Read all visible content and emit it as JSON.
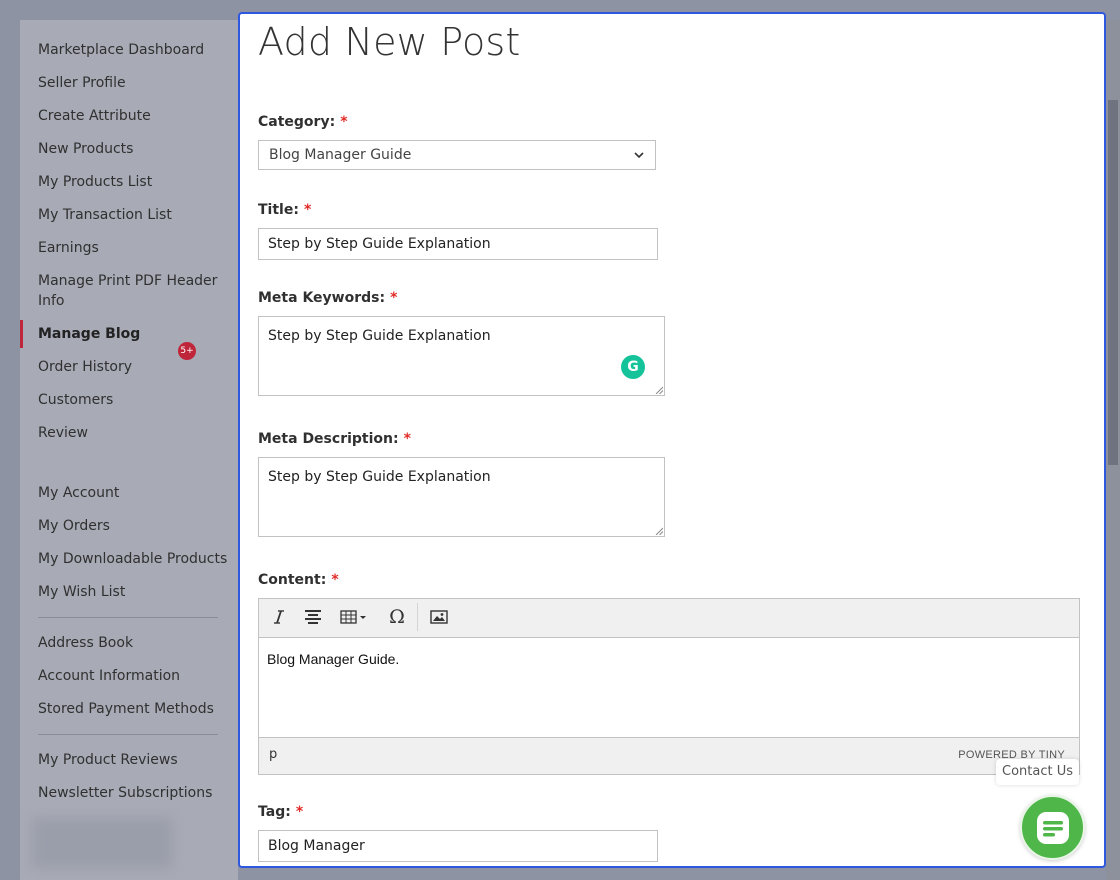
{
  "sidebar": {
    "items": [
      {
        "label": "Marketplace Dashboard"
      },
      {
        "label": "Seller Profile"
      },
      {
        "label": "Create Attribute"
      },
      {
        "label": "New Products"
      },
      {
        "label": "My Products List"
      },
      {
        "label": "My Transaction List"
      },
      {
        "label": "Earnings"
      },
      {
        "label": "Manage Print PDF Header Info"
      },
      {
        "label": "Manage Blog",
        "active": true
      },
      {
        "label": "Order History"
      },
      {
        "label": "Customers"
      },
      {
        "label": "Review"
      }
    ],
    "badge": "5+",
    "account_items": [
      {
        "label": "My Account"
      },
      {
        "label": "My Orders"
      },
      {
        "label": "My Downloadable Products"
      },
      {
        "label": "My Wish List"
      },
      {
        "label": "Address Book"
      },
      {
        "label": "Account Information"
      },
      {
        "label": "Stored Payment Methods"
      },
      {
        "label": "My Product Reviews"
      },
      {
        "label": "Newsletter Subscriptions"
      }
    ]
  },
  "modal": {
    "title": "Add New Post",
    "required_marker": "*",
    "category": {
      "label": "Category:",
      "value": "Blog Manager Guide"
    },
    "title_field": {
      "label": "Title:",
      "value": "Step by Step Guide Explanation"
    },
    "meta_keywords": {
      "label": "Meta Keywords:",
      "value": "Step by Step Guide Explanation"
    },
    "meta_description": {
      "label": "Meta Description:",
      "value": "Step by Step Guide Explanation"
    },
    "content": {
      "label": "Content:",
      "body": "Blog Manager Guide.",
      "status_path": "p",
      "powered_by": "POWERED BY TINY"
    },
    "tag": {
      "label": "Tag:",
      "value": "Blog Manager"
    }
  },
  "contact": {
    "tooltip": "Contact Us"
  },
  "colors": {
    "accent": "#2f58e0",
    "required": "#e02b27",
    "contact_green": "#4fb749",
    "badge_red": "#c0263a"
  }
}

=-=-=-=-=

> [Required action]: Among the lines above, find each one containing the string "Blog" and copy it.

> [Exercise response]:
        "label": "Manage Blog",
      "value": "Blog Manager Guide"
      "body": "Blog Manager Guide.",
      "value": "Blog Manager"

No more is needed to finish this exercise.